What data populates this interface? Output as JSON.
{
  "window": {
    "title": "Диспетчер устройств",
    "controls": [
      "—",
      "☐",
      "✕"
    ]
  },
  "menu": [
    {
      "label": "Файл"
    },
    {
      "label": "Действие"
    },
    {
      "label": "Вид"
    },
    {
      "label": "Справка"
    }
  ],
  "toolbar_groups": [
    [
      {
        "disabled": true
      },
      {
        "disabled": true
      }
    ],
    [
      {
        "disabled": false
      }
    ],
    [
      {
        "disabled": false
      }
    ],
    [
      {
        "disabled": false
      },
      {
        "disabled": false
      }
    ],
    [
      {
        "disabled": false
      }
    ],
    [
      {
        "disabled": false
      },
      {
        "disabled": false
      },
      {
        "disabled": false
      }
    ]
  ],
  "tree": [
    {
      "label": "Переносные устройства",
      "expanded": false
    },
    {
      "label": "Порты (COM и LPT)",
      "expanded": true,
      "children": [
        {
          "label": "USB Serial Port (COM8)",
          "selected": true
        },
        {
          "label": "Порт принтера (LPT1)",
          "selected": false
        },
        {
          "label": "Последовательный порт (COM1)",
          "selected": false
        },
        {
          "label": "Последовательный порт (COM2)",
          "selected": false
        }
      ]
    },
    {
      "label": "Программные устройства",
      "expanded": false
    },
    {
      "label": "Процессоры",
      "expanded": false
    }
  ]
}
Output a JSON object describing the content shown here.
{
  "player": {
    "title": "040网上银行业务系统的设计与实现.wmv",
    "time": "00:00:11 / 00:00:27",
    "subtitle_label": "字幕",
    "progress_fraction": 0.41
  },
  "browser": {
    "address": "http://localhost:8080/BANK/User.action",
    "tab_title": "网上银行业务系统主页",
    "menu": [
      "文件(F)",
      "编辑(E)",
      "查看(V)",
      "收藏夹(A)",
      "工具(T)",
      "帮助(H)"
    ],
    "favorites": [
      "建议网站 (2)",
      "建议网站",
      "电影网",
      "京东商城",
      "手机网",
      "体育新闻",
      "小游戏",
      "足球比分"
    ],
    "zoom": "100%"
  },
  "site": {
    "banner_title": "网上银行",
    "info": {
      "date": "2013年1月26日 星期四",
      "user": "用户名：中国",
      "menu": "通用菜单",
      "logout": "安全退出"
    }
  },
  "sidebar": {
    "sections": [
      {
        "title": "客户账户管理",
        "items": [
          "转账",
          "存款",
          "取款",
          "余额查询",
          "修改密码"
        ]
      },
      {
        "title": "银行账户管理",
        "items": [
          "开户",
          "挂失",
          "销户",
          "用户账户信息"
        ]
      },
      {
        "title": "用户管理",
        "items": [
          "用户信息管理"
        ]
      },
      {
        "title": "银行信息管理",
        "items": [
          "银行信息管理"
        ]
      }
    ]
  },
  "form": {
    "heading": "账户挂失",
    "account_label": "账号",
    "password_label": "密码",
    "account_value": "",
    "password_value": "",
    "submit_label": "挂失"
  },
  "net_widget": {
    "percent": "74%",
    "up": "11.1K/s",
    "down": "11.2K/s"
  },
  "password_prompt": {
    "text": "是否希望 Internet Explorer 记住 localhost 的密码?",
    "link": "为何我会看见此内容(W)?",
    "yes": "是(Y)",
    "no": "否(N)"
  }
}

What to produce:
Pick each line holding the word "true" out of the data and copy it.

Solution below:
        "disabled": true
        "disabled": true
      "expanded": true,
          "selected": true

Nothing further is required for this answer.